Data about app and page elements
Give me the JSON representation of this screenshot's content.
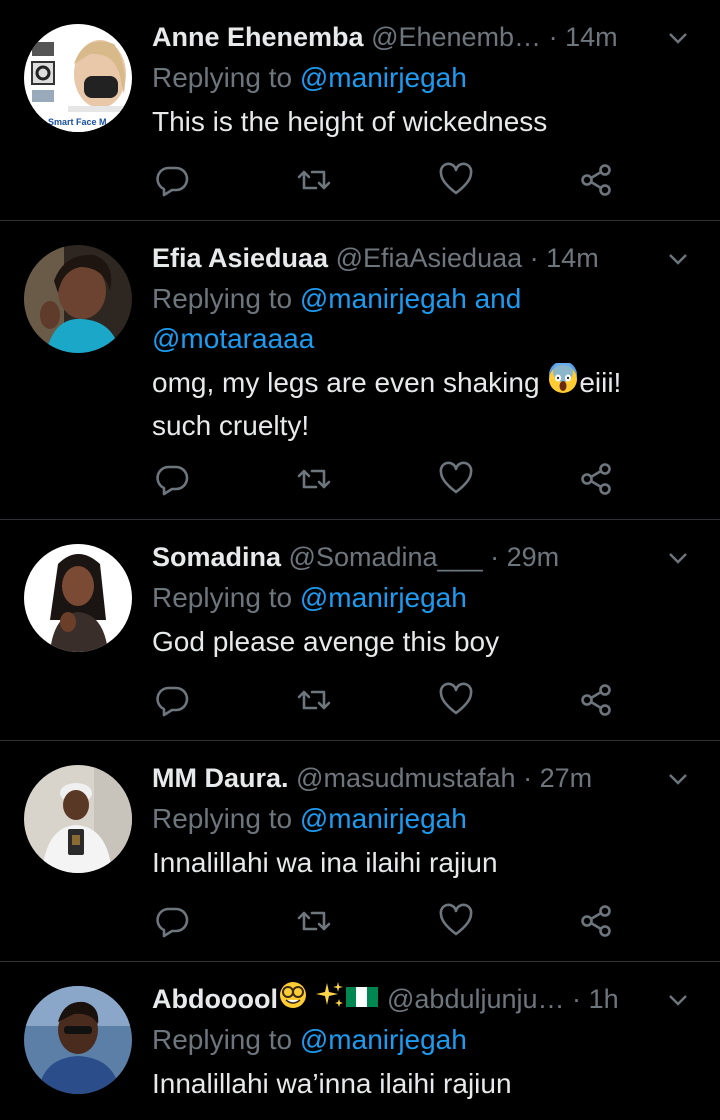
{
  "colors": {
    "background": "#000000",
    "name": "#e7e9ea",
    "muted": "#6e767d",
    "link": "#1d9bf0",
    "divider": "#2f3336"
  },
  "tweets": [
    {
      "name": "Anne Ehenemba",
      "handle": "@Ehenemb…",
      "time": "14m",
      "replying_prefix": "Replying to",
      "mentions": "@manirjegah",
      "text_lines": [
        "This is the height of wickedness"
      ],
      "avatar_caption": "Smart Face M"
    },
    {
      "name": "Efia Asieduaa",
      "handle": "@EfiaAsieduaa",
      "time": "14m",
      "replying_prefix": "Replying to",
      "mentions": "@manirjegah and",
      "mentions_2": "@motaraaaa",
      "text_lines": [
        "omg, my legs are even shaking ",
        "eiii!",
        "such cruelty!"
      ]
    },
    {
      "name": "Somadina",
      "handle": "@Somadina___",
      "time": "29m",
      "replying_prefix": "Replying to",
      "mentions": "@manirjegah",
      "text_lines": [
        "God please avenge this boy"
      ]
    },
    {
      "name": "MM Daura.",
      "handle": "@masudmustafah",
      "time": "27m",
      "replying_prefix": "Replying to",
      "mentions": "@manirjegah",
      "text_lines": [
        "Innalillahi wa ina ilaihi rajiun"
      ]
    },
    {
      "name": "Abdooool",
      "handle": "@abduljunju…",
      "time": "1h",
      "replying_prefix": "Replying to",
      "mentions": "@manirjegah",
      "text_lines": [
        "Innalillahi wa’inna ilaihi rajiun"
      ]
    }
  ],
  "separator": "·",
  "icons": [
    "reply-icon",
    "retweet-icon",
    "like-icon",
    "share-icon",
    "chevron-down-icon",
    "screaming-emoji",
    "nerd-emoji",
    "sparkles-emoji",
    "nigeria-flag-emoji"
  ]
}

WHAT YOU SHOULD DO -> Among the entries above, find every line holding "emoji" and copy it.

YOUR SOLUTION ->
    "screaming-emoji",
    "nerd-emoji",
    "sparkles-emoji",
    "nigeria-flag-emoji"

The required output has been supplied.